The Jax Brewing Company grew to become the state’s second largest brewery by the time it closed in 1956. Courtesy of the City of Jacksonville Historic Preservation Office.
From 1890 until prohibition, regional and local breweries were the real playmakers in the American brewing industry. Up until the late 1960s, Florida’s cities were home to several established regional breweries. Here’s a brief rise and fall story of six regional breweries that successfully quenched Florida’s thirst for decades before finally succumbing to the pressures of competing with large-scale national breweries.
Atlantic Brewing Company (1937 - 1954)
City: Orlando, Florida Capacity: N/A
The Atlantic Company and Lake Ivanhoe in 1939. (State Archives of Florida).
In 1937, with breweries already operating in Atlanta, Chattanooga, Charlotte and Norfolk, Atlanta-based Atlantic Company, opened its fifth brewery in Orlando at 1171 North Orange Avenue. During the 1940’s, the Atlantic Company became the largest regional brewer in the South. Adjacent to the Orlando Water & Light Company, both plants pumped their water out of nearby Lake Highland. Atlantic produced several beers including Atlantic Ale, Beer, Bock Steinerbru Ale, Beer, and Bock Signal Draft Beer. Their slogans during this time period included “Atlantic Ale and Beer: Full of Good Cheer” and “The Beer of the South.” According to the book “Atlanta Beer: A Heady History of Brewing in the Hub of the South,” ABC’s “long aging process and more flavorful beers placed a higher burden on their brewery than did other breweries’ technologies for mass production.” Struggling to compete with national brewers like Anheuser-Busch and Schlitz, the Orlando brewery was sold to NYC businessman Joe Rigenback in 1954. His company, Marlin Brewing Company two brands were Marlin Green Hornet Ale and Marlin White Label Beer. Two years later, the brewery was sold to Baltimore-based National Brewing Company. National closed Orlando’s brewery in 1961, relocating its operations to Miami’s Regal Brewery which it acquired from Anheuser-Busch in 1958.
Spearman Brewing Company (1933 - 1964)
City: Pensacola, Florida Capacity: 80,000 annual barrels

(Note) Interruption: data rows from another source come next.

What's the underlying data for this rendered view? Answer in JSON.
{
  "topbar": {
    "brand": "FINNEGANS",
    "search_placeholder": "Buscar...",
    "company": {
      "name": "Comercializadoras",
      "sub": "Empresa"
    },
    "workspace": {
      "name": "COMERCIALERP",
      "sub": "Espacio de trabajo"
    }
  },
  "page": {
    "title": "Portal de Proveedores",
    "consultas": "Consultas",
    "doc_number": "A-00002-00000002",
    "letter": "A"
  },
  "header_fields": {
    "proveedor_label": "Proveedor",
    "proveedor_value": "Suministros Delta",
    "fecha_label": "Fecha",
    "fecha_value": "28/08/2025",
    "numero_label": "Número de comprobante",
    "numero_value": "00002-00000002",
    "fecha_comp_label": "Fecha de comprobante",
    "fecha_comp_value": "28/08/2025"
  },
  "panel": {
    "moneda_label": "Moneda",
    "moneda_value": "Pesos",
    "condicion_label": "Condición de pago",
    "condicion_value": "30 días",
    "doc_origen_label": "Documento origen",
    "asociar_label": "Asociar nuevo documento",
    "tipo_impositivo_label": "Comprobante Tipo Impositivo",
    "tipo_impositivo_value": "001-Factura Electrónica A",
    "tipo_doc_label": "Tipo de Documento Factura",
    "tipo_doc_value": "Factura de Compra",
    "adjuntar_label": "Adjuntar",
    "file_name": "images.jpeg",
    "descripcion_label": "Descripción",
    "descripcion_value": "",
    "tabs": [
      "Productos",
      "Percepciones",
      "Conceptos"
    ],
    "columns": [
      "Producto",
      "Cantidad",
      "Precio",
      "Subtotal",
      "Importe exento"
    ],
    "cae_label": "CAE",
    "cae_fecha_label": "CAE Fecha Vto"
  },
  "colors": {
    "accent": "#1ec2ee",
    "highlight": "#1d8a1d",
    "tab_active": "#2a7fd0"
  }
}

Penascola’s Spearman Brewing Company was founded on April 6, 1934 by Guy Spearman.Spearman decided to get into the brewing business after visiting the Carta Blanca Brewery during a trip to Monterrey, Mexico. On May 18, 1935, he opened the Spearman Brewing Company adjacent to his Crystal Ice Company ice plant at 1600 South Barrancas Avenue. The brewery included a three-story brewhouse, a two-story stock house and a bottling house capable of packaging 6,000 bottles a day. At the time, the brewery was considered to be one of the most modern of its size in the South.
Within a short drive of Pensacola’s Naval Air Station, production peaked during World War II with 150 employees brewing 80,000 barrels in 1943. The brewery’s brands were Spearman Draft Beer, Spearman Draft Ale, Spearman English-Type Ale, Spearman’s Straight Eight Beer, and Bon Premium Beer. In 1959, Spearman sold the brewery to International Breweries and went back to concentrating on his ice making business across the street. However, International Breweries’ pockets couldn’t keep the brewery from losing its edge on the Gulf Coast to major corporations like Busch and Pabst. In 1964, it closed for good, remaining abandoned until its demolition in 1987.
Southern Brewing Company (1934 - 1963)
City: Tampa, Florida Capacity: 90,000 annual barrels
Shortly after the repeal of prohibition, the Southern Brewing Company opened at 700 East Zack Street in 1934. Of interesting note, its brewing operations, which churned out 3,600 pints an hour, could be observed from the street through its large glass windows. For years, it’s Silver Bar Ale was a popular drink in taverns all across the region. During the 1940s, Southern brewed roughly 90,000 barrels a year, which is comparable to some of Florida’s largest craft brewers today.
In 1956, Detroit-based International Breweries Inc. (IBI), acquired the downtown Tampa brewery. In 1959 and 1961, Schlitz and Anhueser-Busch opened breweries in Tampa, driving down prices and saturating the local market. As a response, IBI purchased the recently closed Tampa Florida Brewery’s copyright name “Tropical” in hopes of gaining a larger share of the local beer market. However, competition from Schlitz and Anheuser-Busch proved to be too much. Unable to compete, IBI ceased operations in Tampa for good in 1963.